Thanks to Stumbleupon, I've found the ultimate tool to break through writer's block!
I've written before in my post Beating Writer's Block about the importance of freewriting. In my opinion, one of the best ways to break through a writing dry spell is just to start writing and get as many words on the page as you can without rewriting, rereading, or judging.
When I was at my writing residency in Halifax last month, we started just about every morning with a timed freewriting exercise. Our instructor would give us a topic and set a timer for 3 minutes or 5 minutes or 7 minutes and we would simply have to write as many words as we could before the timer went off. This is a quick and easy way to get yourself writing and start your day already having created something.
The problem that most people face when they try freewriting, (especially when they don't have a teacher looking over them), is that they can't help going back and editing themselves. But that defeats the purpose of the exercise. If you're suffering from writer's block, the most important thing is to get the words down on the page. If you keep stopping yourself to tweak every little thing, you'll never break through that barrier.
So onto the Ultimate Tool...
BlindWrite is a simple website designed to help you freewrite. You start by entering the topic you want to write about, then you set the timer for however long you'd like. Next you're brought to a simple webpage where you can type away until the timer stops. The real trick is that BlindWrite blocks out everything you've written so you can't reread it or edit it until after the time is up! The only thing you can do is write write write! Once that clock winds down you can see what you've written and you have the option to edit your work or to block it all out again and keep writing.
I used BlindWrite a lot this past month because I was struggling to flesh out some sections of my book. I decided the best thing would be to do some freewriting on the topics I wanted to expand upon so that I could have some fresh material to work with. BlindWrite was really helpful because it allowed me to write more freely. By writing in a platform separate from my manuscript document I felt less encumbered by what I'd already written.
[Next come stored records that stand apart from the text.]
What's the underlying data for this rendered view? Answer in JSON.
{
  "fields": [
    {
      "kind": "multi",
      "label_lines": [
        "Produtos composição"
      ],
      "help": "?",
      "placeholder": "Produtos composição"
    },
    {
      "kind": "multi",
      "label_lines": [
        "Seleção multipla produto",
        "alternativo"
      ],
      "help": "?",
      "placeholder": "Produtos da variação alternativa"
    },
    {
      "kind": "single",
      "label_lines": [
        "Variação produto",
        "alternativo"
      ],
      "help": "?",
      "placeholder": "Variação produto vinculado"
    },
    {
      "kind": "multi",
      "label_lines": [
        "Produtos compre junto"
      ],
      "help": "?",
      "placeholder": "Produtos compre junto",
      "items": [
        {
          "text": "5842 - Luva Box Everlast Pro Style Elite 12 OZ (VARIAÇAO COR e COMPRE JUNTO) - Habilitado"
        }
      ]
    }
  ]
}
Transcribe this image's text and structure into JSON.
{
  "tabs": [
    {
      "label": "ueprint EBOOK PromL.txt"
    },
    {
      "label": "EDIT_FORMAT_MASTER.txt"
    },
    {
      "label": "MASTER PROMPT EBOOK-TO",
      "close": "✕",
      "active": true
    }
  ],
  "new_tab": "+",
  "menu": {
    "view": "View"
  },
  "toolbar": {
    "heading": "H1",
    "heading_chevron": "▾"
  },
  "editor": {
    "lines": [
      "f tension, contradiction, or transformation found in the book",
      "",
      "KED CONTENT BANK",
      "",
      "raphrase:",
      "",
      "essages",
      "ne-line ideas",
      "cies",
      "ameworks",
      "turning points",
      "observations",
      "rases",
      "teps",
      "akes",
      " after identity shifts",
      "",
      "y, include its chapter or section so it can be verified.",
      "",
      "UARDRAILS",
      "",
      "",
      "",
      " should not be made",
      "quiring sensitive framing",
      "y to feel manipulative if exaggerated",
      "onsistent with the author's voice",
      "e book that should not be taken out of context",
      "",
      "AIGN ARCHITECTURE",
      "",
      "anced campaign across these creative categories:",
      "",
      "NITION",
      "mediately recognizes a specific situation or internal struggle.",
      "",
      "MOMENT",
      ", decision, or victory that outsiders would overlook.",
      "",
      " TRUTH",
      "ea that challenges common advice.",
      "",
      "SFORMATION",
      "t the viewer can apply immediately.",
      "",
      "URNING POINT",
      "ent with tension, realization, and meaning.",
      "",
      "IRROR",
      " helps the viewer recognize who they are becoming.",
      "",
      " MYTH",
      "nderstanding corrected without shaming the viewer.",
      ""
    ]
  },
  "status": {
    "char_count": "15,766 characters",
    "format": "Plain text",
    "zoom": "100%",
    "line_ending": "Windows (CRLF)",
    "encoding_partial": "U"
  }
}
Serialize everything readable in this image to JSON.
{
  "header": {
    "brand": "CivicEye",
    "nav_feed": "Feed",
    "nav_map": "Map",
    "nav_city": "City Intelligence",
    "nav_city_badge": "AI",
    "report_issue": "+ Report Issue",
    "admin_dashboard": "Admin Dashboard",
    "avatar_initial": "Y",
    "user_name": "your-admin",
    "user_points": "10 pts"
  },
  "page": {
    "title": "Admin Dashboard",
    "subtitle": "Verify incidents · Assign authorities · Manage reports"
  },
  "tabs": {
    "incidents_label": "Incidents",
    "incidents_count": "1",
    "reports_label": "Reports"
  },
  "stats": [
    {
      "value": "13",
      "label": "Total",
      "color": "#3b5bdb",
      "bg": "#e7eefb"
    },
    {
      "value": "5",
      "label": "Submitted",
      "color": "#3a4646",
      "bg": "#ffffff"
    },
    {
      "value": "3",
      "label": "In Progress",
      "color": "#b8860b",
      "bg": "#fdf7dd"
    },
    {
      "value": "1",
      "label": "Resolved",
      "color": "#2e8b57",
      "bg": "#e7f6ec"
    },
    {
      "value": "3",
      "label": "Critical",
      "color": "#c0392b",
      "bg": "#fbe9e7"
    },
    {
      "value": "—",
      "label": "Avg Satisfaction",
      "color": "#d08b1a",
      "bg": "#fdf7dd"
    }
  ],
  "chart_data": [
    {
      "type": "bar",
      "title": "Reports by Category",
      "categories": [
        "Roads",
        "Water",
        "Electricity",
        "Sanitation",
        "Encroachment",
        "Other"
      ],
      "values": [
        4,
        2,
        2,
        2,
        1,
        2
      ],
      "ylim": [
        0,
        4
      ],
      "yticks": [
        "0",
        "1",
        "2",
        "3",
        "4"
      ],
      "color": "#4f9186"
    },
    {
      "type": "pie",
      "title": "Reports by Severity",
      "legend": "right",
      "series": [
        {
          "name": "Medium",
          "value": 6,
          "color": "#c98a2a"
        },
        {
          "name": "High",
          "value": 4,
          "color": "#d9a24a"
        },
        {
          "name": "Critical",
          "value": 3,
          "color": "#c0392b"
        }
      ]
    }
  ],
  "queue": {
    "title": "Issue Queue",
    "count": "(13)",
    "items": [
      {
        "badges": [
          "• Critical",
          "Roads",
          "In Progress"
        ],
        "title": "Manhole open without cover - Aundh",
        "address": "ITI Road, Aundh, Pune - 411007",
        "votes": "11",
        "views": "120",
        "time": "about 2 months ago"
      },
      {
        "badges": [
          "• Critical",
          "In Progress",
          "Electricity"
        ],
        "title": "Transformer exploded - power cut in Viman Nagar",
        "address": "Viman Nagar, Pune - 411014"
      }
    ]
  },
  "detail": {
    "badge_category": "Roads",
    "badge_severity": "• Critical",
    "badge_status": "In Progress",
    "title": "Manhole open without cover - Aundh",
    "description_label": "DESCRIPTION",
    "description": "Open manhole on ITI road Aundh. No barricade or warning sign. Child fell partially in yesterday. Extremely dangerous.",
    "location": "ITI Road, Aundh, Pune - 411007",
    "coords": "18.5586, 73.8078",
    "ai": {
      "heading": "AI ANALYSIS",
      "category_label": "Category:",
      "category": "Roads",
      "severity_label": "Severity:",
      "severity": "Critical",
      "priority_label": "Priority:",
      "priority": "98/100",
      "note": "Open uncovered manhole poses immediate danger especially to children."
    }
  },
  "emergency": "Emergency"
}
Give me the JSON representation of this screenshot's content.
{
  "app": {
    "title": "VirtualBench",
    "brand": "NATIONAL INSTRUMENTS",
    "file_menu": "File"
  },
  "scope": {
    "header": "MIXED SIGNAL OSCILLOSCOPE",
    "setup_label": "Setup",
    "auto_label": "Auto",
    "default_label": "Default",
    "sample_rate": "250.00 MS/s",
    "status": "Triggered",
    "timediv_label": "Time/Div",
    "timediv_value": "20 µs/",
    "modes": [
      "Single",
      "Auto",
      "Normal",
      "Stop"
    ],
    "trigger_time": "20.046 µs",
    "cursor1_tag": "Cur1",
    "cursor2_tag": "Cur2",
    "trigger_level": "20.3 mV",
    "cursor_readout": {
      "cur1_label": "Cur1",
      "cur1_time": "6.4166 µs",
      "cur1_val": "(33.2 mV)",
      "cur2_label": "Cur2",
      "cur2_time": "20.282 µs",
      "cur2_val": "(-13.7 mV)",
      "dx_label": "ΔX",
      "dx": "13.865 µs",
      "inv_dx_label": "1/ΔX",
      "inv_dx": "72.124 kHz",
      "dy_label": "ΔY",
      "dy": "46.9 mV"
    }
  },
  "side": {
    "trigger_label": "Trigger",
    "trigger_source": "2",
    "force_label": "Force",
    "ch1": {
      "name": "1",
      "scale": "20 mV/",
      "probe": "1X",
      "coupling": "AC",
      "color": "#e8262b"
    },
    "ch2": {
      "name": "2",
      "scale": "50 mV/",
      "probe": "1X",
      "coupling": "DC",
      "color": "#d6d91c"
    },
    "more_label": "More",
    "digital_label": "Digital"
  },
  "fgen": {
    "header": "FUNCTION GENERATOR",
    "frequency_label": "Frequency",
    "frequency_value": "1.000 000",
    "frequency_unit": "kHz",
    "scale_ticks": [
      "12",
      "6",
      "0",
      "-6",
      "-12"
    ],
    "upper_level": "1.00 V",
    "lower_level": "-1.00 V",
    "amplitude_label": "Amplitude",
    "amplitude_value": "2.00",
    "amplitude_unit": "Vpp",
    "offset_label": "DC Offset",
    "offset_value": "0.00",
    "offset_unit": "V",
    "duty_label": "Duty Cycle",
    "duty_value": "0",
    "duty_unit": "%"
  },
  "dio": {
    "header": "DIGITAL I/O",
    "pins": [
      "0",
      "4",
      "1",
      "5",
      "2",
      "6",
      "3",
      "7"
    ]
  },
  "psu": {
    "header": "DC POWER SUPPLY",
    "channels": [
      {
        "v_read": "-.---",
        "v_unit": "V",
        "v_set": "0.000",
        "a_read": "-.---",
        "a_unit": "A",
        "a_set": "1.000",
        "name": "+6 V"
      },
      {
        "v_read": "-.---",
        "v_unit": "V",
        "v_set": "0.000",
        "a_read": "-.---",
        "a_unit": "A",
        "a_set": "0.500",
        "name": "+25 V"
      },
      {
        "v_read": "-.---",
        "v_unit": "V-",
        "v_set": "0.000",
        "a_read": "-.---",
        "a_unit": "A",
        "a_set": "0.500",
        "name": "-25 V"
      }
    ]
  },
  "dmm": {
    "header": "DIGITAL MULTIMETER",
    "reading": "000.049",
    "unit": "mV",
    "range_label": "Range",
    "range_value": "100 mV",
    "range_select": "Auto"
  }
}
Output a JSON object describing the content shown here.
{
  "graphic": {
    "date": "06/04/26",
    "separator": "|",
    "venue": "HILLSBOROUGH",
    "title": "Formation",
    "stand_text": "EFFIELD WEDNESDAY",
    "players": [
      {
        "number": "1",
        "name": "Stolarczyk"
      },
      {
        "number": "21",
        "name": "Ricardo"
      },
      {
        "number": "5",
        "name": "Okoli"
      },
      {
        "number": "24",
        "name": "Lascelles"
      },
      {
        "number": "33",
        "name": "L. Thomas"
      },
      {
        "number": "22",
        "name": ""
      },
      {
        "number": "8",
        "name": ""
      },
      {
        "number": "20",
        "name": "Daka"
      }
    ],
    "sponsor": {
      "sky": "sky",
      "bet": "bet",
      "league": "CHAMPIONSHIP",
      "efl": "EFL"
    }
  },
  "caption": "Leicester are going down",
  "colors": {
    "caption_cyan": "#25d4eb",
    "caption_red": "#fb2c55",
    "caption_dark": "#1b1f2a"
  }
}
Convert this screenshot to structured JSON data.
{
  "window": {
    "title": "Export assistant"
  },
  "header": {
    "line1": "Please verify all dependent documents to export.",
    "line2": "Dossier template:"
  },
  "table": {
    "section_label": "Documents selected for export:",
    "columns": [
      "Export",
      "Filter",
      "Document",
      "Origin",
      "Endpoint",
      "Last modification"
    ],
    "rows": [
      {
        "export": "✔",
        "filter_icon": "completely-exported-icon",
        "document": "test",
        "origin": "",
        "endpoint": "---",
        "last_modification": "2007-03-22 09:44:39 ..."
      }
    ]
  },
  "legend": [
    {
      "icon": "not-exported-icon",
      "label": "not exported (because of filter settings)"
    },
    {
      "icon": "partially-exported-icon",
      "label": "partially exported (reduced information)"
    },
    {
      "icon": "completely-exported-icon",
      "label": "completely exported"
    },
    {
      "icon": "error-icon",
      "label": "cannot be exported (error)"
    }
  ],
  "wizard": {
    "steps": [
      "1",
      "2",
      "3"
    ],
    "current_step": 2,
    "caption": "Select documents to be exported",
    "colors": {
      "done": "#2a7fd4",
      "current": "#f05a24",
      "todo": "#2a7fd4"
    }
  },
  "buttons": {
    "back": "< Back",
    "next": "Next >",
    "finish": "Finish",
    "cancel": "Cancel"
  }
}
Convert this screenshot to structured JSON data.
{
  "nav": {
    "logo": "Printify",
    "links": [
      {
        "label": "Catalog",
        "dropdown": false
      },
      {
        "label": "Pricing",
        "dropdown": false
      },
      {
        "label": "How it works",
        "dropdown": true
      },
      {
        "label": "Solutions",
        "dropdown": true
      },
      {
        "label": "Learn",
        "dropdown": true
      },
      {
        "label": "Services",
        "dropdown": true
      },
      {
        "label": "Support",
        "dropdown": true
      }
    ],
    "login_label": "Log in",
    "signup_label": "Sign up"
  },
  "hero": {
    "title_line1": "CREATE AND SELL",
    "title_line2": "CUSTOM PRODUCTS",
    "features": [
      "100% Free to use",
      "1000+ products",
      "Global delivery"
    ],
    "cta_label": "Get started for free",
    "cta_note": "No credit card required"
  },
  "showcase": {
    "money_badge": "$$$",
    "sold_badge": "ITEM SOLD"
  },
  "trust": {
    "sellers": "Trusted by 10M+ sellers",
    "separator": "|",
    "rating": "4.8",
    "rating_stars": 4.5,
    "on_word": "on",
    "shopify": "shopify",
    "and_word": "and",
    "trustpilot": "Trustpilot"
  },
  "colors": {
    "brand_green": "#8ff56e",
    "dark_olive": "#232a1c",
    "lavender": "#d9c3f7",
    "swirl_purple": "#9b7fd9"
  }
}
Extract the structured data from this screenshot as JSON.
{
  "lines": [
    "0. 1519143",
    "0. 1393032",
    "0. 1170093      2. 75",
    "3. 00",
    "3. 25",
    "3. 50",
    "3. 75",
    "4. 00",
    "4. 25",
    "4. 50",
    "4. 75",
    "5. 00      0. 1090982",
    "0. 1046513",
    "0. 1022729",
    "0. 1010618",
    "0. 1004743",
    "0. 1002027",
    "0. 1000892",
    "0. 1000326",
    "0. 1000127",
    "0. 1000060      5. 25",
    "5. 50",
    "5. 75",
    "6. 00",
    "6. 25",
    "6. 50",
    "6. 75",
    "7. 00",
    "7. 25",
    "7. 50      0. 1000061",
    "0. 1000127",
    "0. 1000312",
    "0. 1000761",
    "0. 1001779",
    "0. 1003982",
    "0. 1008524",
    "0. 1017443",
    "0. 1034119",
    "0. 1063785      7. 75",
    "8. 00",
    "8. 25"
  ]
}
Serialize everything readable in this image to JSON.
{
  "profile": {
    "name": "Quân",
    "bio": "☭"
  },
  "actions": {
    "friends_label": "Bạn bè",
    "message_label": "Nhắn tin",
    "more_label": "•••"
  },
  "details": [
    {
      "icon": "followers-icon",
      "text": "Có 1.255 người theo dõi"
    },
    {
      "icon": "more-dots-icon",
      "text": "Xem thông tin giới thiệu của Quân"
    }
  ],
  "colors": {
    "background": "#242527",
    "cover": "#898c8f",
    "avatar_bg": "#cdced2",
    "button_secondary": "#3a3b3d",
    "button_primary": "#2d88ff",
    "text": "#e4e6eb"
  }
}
And by blocking out what I was writing, I was able to finally turn off my critical eye and just write.
Have you tried BlindWrite? What are your favourite writing tricks or tools?